Tomb Raider and The Danish Girl star Alicia Vikander has lent her voice to big-canvas documentary Anthropocene: The Human Epoch, which will get its world premiere this week at the Toronto Film Festival.
The science-themed doc, from filmmakers Jennifer Baichwal and Nicholas de Pencier and photographer Edward Burtynsky, contends that human impact on the planet means we have entered a new geological era.
The Toronto-based trio travelled to six of seven continents and 20 countries (the project was entirely carbon offset), documenting evidence of human domination, from concrete seawalls that cover 60% of China’s mainland coast to potash mines in Russia’s Ural Mountains, and marble quarries in Italy to surreal phosphate tailings ponds in Florida.
The film is in English, Russian, Italian, German, Mandarin and Cantonese with English subtitles. Pic is being released in Canada by Mongrel Media. Seville International is handling international sales.
“Alicia’s exceptional voice, and her considerable talent in knowing how to use it, has elevated our film enormously and brings a beauty and hope to the narration that is crucial. We are deeply honored by her participation,” Baichwal said.
The film is part of The Anthropocene Project, which also includes exhibitions, VR and books. It is the third in a trilogy of films that also include Manufactured Landscapesand Watermark.

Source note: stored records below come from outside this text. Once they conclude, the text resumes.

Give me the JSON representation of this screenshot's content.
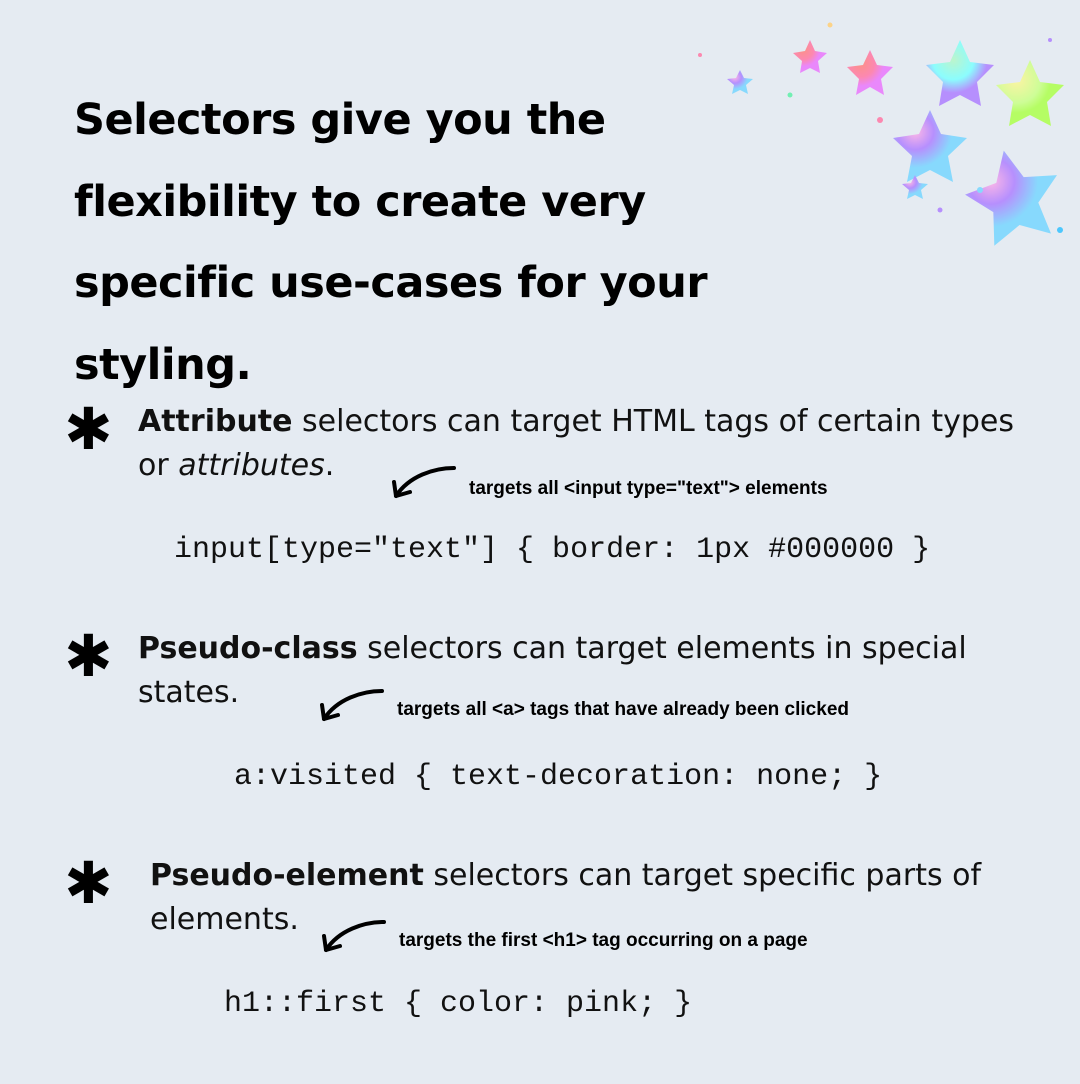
{
  "heading": "Selectors give you the flexibility to create very specific use-cases for your styling.",
  "items": [
    {
      "bold": "Attribute",
      "rest_before_italic": " selectors can target HTML tags of certain types or ",
      "italic": "attributes",
      "rest_after_italic": ".",
      "annotation": "targets all <input type=\"text\"> elements",
      "code": "input[type=\"text\"] { border: 1px #000000 }"
    },
    {
      "bold": "Pseudo-class",
      "rest_before_italic": " selectors can target elements in special states.",
      "italic": "",
      "rest_after_italic": "",
      "annotation": "targets all <a> tags that have already been clicked",
      "code": "a:visited { text-decoration: none; }"
    },
    {
      "bold": "Pseudo-element",
      "rest_before_italic": " selectors can target specific parts of elements.",
      "italic": "",
      "rest_after_italic": "",
      "annotation": "targets the first <h1> tag occurring on a page",
      "code": "h1::first { color: pink; }"
    }
  ]
}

Vikander recently wrapped shooting on the Wash Westmoreland thriller Earthquake Bird.